Textile Physics

In Textile Technology, physics plays a large part. The study of the structure & physical properties of fibers, yarns & fabrics forms the unified subject that is legitimately called textile physics. It is an essential part of education of any textile technologist.
Requirements for fiber formation: The requirements for fiber formation are given below,
1.     Molecules chains are long.
2.     A more or less parallel arrangement of the molecules.
3.     Lateral forces to held the molecules together and give cohesion to the structure.
4.     Some measure of freedom of molecular movement in order to give the necessary extensibility to the fiber and some openness to give room for moisture absorption and uptake of dyes.
Morphology of fiber structure: Morphology refers to form and structure of a substance. There are many theoretical approaches of fiber structure. These are,
1.     Fringed micelle.
2.     Modified fringed micelle.
3.     Extended china.
4.     Fringed fibril.
5.     Para crystalline.
6.     Three phase polymer single crystal.
Fringed micelle:
The micelle was assumed to be smallest structural aggregated of micro molecules. The discrete brick like submicroscopic particles are oriented with respect to the axis of the fiber & account for the crystalline of the fiber. The remaining matter is just amorphous matter separating the micelles. Since the polymer molecules are much longer than the molecules. They can run through successive crystalline & regions give fringed micelle.

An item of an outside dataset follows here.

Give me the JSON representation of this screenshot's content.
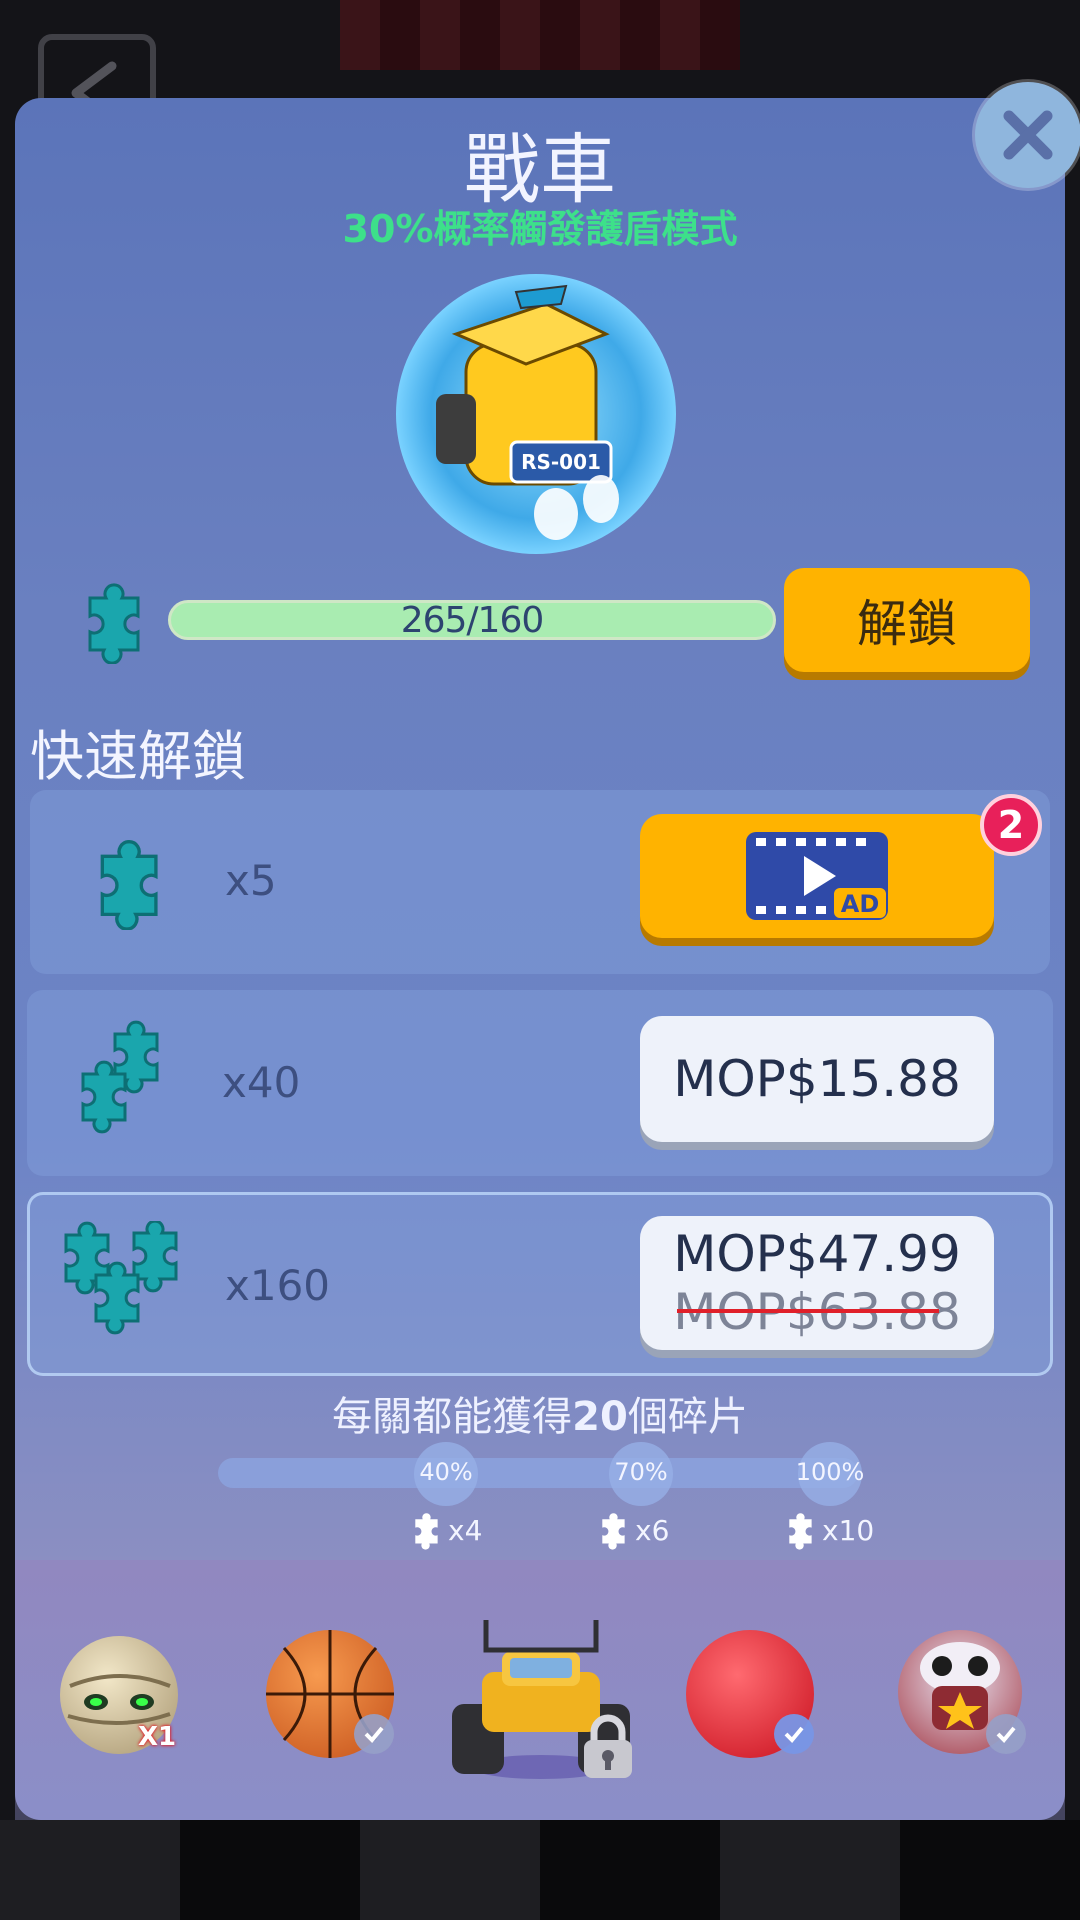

Modified fringed micelle:
It was found that polymers used in fiber could be crystallized form dilute solution so as to give single crystals. In these lamellar crystals, the chain molecules are folded back & forth as illustrated in figure. Similar folding may occur in fibers & this had led to the suggestion of modified fringed micelle structure in which there is a mixture of fringing & folding at the end of each micelle as indicates in figure.
Fringed fibril concept:
The electro microscope observation of micro fibrils in cotton & other natural cellulose fibers, in wool & in some form of rayon’s was reason for the introduction of an alternative to the fringed micelle structure since the fibril’s & the micelles were thought to have the same thickness, the two forms were incompatible. Therefore proposed a fringed fibril structure as are shown in the figure. This combines (a) a fibriller form & (b) the idea inherent in the fringed micelle structure of definite crystalline & non crystalline regions with chain molecules running continuously through each type of region.